So, in easy terms: Cyanogen, Inc is a company that has developers who build, maintain and support CyanogenMod, which is also largely dependent on volunteer developers. CyanogenMod is an open source project, but Cyanogen OS contains closed source services and bundled apps that are also integrated into the system. Cyanogen OS benefits from CyanogenMod as it is a modification that builds upon it, but with additional proprietary software and exclusive features. CyanogenMod interacts with both the corporation and the team of contributors and the company also rewards some of the volunteers. CyanogenMod and the corporation’s additions result in Cyanogen OS, which means that the contributors indirectly add to the commercial software.


This is, in general terms, the relationship between the different names. At least, this is what is mostly perceived, as we cannot know many of the internal mechanisms that go on at Cyanogen, Inc nor all of their interactions with the contributors. Whether this model is unfair for contributors or not is up to you. We hope that his cleared some things up!
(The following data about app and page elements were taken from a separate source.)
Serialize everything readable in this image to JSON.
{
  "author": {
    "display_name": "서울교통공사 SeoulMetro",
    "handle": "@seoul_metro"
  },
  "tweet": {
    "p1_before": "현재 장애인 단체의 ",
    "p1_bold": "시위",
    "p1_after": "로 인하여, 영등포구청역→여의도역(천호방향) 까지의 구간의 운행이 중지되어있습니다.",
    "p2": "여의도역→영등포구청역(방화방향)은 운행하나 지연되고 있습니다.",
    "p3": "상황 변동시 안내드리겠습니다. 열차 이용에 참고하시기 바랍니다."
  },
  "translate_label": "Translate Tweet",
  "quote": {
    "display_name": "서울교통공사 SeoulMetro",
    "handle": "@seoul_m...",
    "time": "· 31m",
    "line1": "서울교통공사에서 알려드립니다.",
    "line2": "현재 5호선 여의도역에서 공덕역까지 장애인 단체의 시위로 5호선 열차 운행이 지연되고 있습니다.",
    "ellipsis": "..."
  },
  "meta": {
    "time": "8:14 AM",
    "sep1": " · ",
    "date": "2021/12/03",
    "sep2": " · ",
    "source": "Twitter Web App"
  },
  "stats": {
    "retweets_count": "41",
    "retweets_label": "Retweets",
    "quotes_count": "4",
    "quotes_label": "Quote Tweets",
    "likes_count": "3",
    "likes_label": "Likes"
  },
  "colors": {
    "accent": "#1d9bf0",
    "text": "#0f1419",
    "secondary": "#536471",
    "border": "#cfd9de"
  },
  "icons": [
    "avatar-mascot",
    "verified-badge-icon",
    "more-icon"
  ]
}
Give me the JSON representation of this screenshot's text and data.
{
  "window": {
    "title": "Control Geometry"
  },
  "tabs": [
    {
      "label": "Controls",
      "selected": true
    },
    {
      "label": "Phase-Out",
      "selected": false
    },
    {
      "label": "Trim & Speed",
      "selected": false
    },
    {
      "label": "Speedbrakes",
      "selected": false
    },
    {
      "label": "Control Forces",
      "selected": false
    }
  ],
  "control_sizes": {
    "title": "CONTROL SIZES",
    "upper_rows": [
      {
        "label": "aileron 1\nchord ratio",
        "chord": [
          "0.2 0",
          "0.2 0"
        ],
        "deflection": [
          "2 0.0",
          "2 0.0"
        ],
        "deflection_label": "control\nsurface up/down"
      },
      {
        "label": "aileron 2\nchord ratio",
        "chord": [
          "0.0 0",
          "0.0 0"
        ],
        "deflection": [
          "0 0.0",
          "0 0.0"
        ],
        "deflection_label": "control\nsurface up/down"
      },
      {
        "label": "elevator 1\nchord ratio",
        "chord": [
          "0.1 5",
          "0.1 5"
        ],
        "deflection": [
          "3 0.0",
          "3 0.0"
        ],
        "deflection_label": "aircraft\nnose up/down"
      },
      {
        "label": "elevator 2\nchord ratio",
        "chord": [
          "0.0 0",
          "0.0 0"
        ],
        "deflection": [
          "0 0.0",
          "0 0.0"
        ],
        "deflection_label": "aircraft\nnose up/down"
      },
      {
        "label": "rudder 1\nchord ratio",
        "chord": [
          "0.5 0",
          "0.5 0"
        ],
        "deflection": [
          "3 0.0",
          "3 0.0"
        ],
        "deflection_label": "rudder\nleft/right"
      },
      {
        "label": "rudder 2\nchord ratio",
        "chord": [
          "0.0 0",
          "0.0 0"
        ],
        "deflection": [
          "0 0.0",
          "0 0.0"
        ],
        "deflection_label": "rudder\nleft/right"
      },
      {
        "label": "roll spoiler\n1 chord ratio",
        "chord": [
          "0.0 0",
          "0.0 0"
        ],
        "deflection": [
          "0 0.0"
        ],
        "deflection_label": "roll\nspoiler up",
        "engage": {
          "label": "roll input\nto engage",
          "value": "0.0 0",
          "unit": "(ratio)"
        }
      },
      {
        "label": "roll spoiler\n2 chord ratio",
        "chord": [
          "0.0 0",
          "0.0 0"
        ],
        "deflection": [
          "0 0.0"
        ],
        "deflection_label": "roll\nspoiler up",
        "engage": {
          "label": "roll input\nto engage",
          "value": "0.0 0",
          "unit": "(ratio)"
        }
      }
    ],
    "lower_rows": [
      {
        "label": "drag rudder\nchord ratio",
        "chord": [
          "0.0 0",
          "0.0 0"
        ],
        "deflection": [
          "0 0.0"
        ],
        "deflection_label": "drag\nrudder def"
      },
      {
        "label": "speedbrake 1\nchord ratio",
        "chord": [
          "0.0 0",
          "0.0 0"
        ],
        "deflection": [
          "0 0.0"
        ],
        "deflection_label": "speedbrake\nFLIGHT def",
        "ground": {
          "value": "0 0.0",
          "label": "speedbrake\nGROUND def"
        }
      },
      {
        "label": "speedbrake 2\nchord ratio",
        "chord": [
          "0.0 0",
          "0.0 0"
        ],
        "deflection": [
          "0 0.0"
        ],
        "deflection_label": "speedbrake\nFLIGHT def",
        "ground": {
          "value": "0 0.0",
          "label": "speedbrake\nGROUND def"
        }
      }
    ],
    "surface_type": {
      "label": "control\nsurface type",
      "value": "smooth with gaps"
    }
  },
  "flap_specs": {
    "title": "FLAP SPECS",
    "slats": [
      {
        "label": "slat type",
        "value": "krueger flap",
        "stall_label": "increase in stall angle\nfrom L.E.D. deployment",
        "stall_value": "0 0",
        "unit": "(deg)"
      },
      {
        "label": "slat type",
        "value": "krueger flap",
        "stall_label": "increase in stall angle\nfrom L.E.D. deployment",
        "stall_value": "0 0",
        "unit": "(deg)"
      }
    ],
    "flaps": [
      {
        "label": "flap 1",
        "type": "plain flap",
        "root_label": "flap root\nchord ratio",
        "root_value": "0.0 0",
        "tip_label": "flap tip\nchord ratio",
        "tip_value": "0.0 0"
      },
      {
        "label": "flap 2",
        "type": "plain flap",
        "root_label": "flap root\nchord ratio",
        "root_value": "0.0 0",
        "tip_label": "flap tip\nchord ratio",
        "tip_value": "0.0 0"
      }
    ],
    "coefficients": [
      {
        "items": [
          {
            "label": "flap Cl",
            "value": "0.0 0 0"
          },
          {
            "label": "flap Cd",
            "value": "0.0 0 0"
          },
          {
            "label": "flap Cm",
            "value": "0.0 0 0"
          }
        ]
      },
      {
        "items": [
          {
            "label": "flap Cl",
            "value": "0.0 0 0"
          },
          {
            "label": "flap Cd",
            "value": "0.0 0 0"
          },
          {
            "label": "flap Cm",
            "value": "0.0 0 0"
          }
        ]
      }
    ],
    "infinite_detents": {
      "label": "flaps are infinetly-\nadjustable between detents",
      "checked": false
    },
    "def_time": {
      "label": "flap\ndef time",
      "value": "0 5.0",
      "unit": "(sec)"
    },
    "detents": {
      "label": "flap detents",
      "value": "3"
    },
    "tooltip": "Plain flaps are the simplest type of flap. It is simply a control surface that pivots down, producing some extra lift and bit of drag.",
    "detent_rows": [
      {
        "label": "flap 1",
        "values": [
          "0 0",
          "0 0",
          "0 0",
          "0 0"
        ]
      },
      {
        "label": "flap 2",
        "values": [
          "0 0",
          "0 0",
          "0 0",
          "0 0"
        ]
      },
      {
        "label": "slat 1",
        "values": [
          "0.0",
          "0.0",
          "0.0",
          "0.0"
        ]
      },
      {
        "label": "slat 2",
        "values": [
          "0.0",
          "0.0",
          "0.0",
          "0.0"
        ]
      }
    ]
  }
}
Thanks to Jeremy for his wise insight on this subject!

About author

Mario Tomás Serrafero
Mario Tomás Serrafero

Mario developed his love for technology in Argentina, where a flagship smartphone costs a few months of salary. Forced to maximize whatever device he could get, he came to know and love XDA. Quantifying smartphone metrics and creating benchmarks are his favorite hobbies. Mario holds a Bachelor's in Mathematics and currently spends most of his time classifying cat and dog pictures as a Data Science graduate student.